  • Thermoelectric power is a marine energy that uses temperature differences between deep waters (cold, at 600-1000 meters) and surface warm waters. The temperature difference of at least 18°C allows turbines to work and produce electricity (thanks to a pumping system).
  • The SWAC (Sea Water Air Conditioning) system allows buildings to be cooled using deep, cold water. Once the water is pumped, it will pass through a heat exchanger where it cools a heat transfer fluid. Buildings are then cooled down with air conditioning while the seawater used is released on the surface with a few more degrees.
  • Marine geothermal energy (thalassothermy) is based on the same principle of calorie exchanges. However, thanks to heat pumps, regardless of the water temperature, it is possible to heat and/or cool infrastructures.
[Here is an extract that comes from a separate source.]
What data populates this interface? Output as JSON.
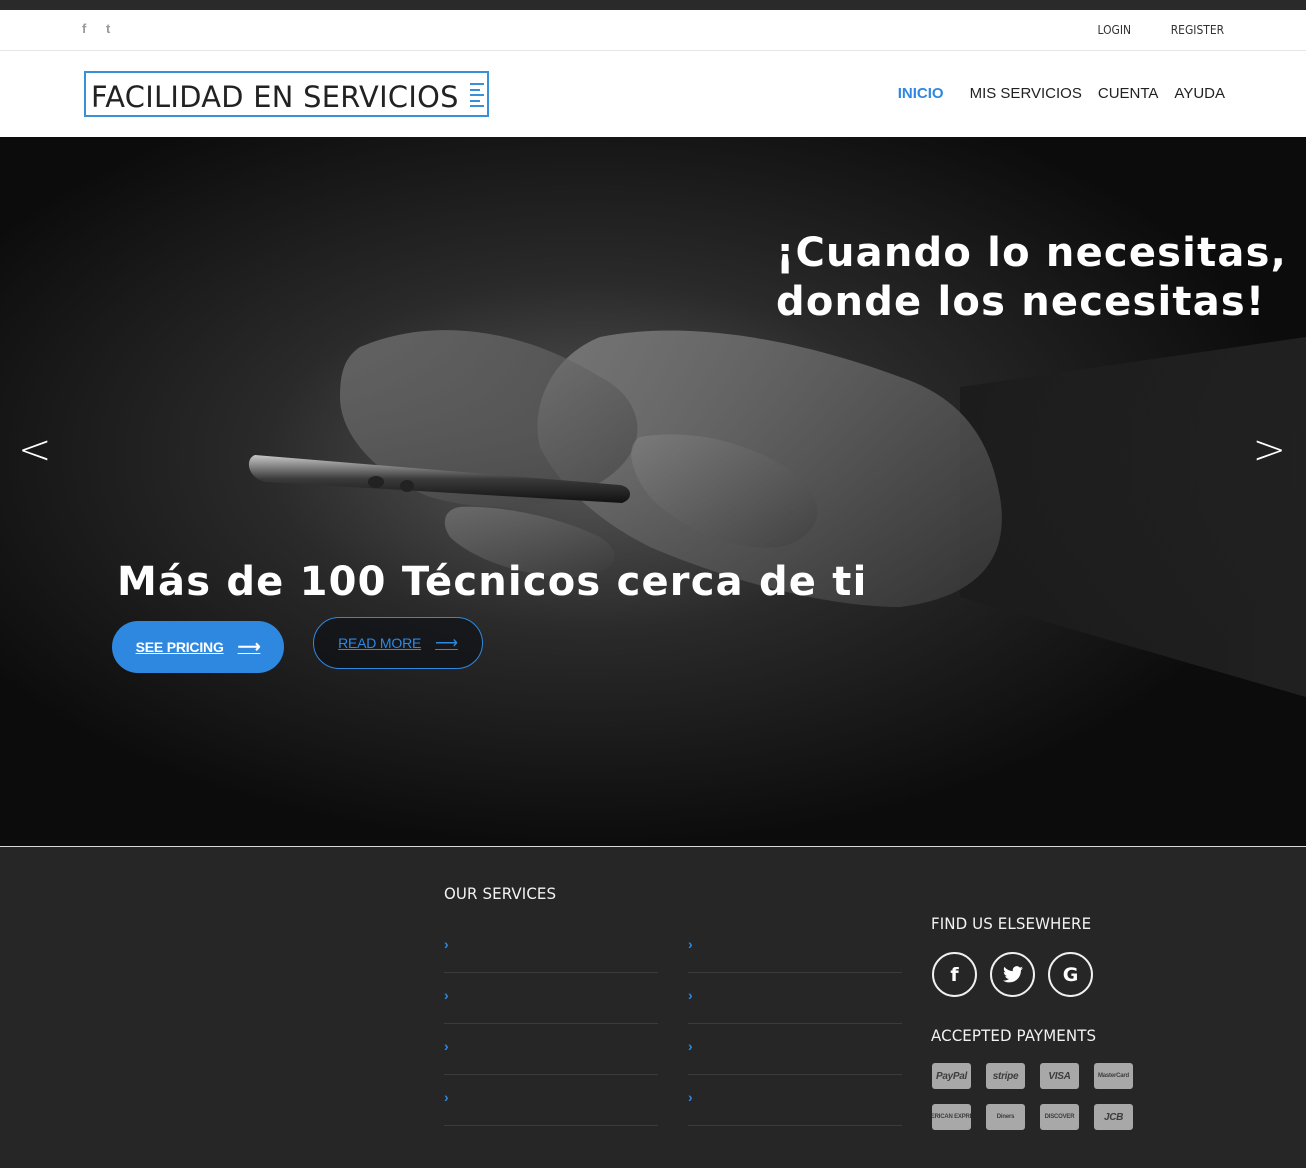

An underwater seawater intake can be used or a drainage system on the beach (Enerplage® system).


Marine energies are booming and have a promising future around the world. More and more projects are emerging and will make it possible to achieve energy efficiency goals, which are important today with global warming.